• **DIRECTIONS FOR THIS TASK**
Would you please copy every line of the material that follows, exactly as it reads?
------------------------------------------------------------
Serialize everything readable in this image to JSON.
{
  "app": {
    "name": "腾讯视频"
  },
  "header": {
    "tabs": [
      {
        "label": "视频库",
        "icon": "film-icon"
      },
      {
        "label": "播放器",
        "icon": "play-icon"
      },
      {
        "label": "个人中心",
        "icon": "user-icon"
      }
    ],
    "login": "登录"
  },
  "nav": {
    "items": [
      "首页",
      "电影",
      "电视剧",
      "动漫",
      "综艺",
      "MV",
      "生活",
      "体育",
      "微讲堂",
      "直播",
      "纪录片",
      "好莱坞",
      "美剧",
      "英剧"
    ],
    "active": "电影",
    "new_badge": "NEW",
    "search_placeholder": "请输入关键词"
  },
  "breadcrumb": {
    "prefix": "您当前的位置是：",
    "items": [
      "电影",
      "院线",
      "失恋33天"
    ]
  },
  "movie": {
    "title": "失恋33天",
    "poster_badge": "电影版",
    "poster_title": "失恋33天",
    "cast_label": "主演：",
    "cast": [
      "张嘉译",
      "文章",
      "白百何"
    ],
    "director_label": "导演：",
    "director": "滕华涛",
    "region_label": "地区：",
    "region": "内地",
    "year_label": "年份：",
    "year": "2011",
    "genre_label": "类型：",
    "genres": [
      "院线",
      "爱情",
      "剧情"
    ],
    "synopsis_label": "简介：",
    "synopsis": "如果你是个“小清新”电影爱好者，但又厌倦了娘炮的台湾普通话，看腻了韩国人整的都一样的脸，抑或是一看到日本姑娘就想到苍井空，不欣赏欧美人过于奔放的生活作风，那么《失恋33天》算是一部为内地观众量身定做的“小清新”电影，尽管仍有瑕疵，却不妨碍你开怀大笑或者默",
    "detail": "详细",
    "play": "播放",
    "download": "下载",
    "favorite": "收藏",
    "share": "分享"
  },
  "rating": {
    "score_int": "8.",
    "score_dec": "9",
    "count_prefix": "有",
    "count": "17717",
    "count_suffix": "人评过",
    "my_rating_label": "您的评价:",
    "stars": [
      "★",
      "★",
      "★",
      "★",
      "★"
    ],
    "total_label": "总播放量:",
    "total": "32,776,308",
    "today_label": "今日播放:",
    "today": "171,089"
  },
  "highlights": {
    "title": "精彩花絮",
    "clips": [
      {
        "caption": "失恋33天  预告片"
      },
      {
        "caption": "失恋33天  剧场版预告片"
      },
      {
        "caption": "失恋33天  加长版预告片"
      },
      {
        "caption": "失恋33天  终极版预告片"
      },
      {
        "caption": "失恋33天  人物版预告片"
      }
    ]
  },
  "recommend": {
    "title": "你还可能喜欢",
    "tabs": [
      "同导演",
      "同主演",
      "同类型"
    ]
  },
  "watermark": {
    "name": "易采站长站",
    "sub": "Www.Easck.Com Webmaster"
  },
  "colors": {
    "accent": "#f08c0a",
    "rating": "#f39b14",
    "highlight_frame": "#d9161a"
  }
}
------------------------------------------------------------
• **FINISHED EXERCISE**
Serialize everything readable in this image to JSON.
{
  "app": {
    "name": "腾讯视频"
  },
  "header": {
    "tabs": [
      {
        "label": "视频库",
        "icon": "film-icon"
      },
      {
        "label": "播放器",
        "icon": "play-icon"
      },
      {
        "label": "个人中心",
        "icon": "user-icon"
      }
    ],
    "login": "登录"
  },
  "nav": {
    "items": [
      "首页",
      "电影",
      "电视剧",
      "动漫",
      "综艺",
      "MV",
      "生活",
      "体育",
      "微讲堂",
      "直播",
      "纪录片",
      "好莱坞",
      "美剧",
      "英剧"
    ],
    "active": "电影",
    "new_badge": "NEW",
    "search_placeholder": "请输入关键词"
  },
  "breadcrumb": {
    "prefix": "您当前的位置是：",
    "items": [
      "电影",
      "院线",
      "失恋33天"
    ]
  },
  "movie": {
    "title": "失恋33天",
    "poster_badge": "电影版",
    "poster_title": "失恋33天",
    "cast_label": "主演：",
    "cast": [
      "张嘉译",
      "文章",
      "白百何"
    ],
    "director_label": "导演：",
    "director": "滕华涛",
    "region_label": "地区：",
    "region": "内地",
    "year_label": "年份：",
    "year": "2011",
    "genre_label": "类型：",
    "genres": [
      "院线",
      "爱情",
      "剧情"
    ],
    "synopsis_label": "简介：",
    "synopsis": "如果你是个“小清新”电影爱好者，但又厌倦了娘炮的台湾普通话，看腻了韩国人整的都一样的脸，抑或是一看到日本姑娘就想到苍井空，不欣赏欧美人过于奔放的生活作风，那么《失恋33天》算是一部为内地观众量身定做的“小清新”电影，尽管仍有瑕疵，却不妨碍你开怀大笑或者默",
    "detail": "详细",
    "play": "播放",
    "download": "下载",
    "favorite": "收藏",
    "share": "分享"
  },
  "rating": {
    "score_int": "8.",
    "score_dec": "9",
    "count_prefix": "有",
    "count": "17717",
    "count_suffix": "人评过",
    "my_rating_label": "您的评价:",
    "stars": [
      "★",
      "★",
      "★",
      "★",
      "★"
    ],
    "total_label": "总播放量:",
    "total": "32,776,308",
    "today_label": "今日播放:",
    "today": "171,089"
  },
  "highlights": {
    "title": "精彩花絮",
    "clips": [
      {
        "caption": "失恋33天  预告片"
      },
      {
        "caption": "失恋33天  剧场版预告片"
      },
      {
        "caption": "失恋33天  加长版预告片"
      },
      {
        "caption": "失恋33天  终极版预告片"
      },
      {
        "caption": "失恋33天  人物版预告片"
      }
    ]
  },
  "recommend": {
    "title": "你还可能喜欢",
    "tabs": [
      "同导演",
      "同主演",
      "同类型"
    ]
  },
  "watermark": {
    "name": "易采站长站",
    "sub": "Www.Easck.Com Webmaster"
  },
  "colors": {
    "accent": "#f08c0a",
    "rating": "#f39b14",
    "highlight_frame": "#d9161a"
  }
}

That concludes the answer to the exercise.